As the miles ticked up, I thought about my cousin and the many things we’d done together, along with our wives. The good times, the jokes, the brilliant conversations… and the utter loss that he is no longer here. Tears were close to the surface many times, but I felt a sense of calm and peace on the road. It wasn’t the same desperate, needy feelings I had last Tuesday. This was instead, a moment to be drawn out and soaked up. It reminded me a lot of the long run I did in my hometown after my father passed away. On that run, as this morning, I felt a sense of total peace, as if a hand were on my shoulder.
Reaching Cloverdale, I realized there were large buildings high up the hill above the town. Instead of turning around as I’d originally planned, I continued on and up the hill. Around the first turn, I saw an old Ford Falcon, nicely polished and on display. My grandmother had one of these. I used to drive it through town. A man was working on the car and I chatted with him a bit. He was getting it ready for sale. I pushed on and reached the top of the hill, figuring out it was the town’s schools, next to a small community college.
The run kept going. I was hitting double digits now, and had added a few offshoot roads to keep the miles adding up. I had a goal in mind and I didn’t want to come up short.
I was mindful that my pulse was slow and breathing very easy. Only once and for just a few minutes, was my heart rate escalated, as I climbed a hilly portion of the road. I was determined to pace myself out this time and not burn out early.
Ultimately, I ran 20 miles (32 kilometers), which I decided on to honor my cousin, who was 32 years old when he died. I felt like he’d been along the road and out in the fields with me on that run, and it wouldn’t be right not to recognize his participation. I wasn’t aware really, about my pace. I ended up running it at an average pace of 8:52, which if I’d done a complete marathon would have come in at 3 hours and 53 minutes! I would have P.R.’d after all, if I had decided to run the marathon in the morning. But this meant more than that. I wouldn’t have had the peace or healing from that, that I got from this morning’s run.
And that takes me to the title of this post: Running through grief. Not away from grief, but through it. Not escaping the feelings, but working through them. Running has always been an outlet for me, and yet in the darkest times, I run from it. Maybe I’m afraid it would mean running from the things I must face. But every time I run, even the times I force myself to get out there like I did last Tuesday, I realize just a few steps into the run that it is precisely what I needed to cope and be strong to face the challenges.
Years ago, I identified the connection between me running or not, and whether I was a caring human being, or a jerk instead. If I wanted to make sense of the world around me, I had to move the earth under my feet for at least several hours each week.
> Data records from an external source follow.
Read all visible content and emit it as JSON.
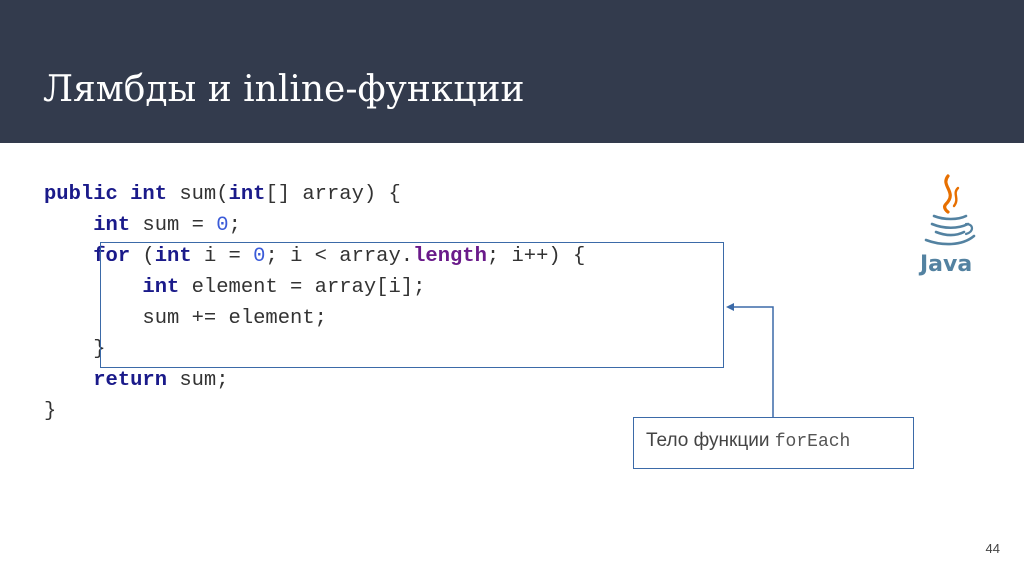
{
  "slide": {
    "title": "Лямбды и inline-функции",
    "page_number": "44"
  },
  "code_lines": [
    [
      {
        "t": "public",
        "c": "kw"
      },
      {
        "t": " "
      },
      {
        "t": "int",
        "c": "kw"
      },
      {
        "t": " sum("
      },
      {
        "t": "int",
        "c": "kw"
      },
      {
        "t": "[] array) {"
      }
    ],
    [
      {
        "t": "    "
      },
      {
        "t": "int",
        "c": "kw"
      },
      {
        "t": " sum = "
      },
      {
        "t": "0",
        "c": "num"
      },
      {
        "t": ";"
      }
    ],
    [
      {
        "t": "    "
      },
      {
        "t": "for",
        "c": "kw"
      },
      {
        "t": " ("
      },
      {
        "t": "int",
        "c": "kw"
      },
      {
        "t": " i = "
      },
      {
        "t": "0",
        "c": "num"
      },
      {
        "t": "; i < array."
      },
      {
        "t": "length",
        "c": "fld"
      },
      {
        "t": "; i++) {"
      }
    ],
    [
      {
        "t": "        "
      },
      {
        "t": "int",
        "c": "kw"
      },
      {
        "t": " element = array[i];"
      }
    ],
    [
      {
        "t": "        sum += element;"
      }
    ],
    [
      {
        "t": "    }"
      }
    ],
    [
      {
        "t": "    "
      },
      {
        "t": "return",
        "c": "kw"
      },
      {
        "t": " sum;"
      }
    ],
    [
      {
        "t": "}"
      }
    ]
  ],
  "callout": {
    "text": "Тело функции",
    "code": "forEach"
  },
  "logo": {
    "name": "java-logo-icon",
    "text": "Java",
    "colors": {
      "cup": "#5382a1",
      "steam": "#e76f00"
    }
  },
  "colors": {
    "header_bg": "#333b4d",
    "keyword": "#1a1a8a",
    "number": "#3b5bd8",
    "field": "#6a1a8a",
    "box_border": "#3b6aa8"
  }
}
But there is a big difference between knowing what you should be doing, and having the drive to do it. I recognize that depression is a roller coaster of feelings, and will be for awhile. We all grieve in our own way and by our own timeline. Even running, though therapeutic, cannot be forced. It has to happen when the time is right, as I found out this week.
As I run through this grief, I am challenged to hold tight to the things I love about this activity, and not walk away from them. I am also challenged to let go of the unnecessary dogma I have subscribed to over the years, perhaps to clear the way for a new chapter of my running journey.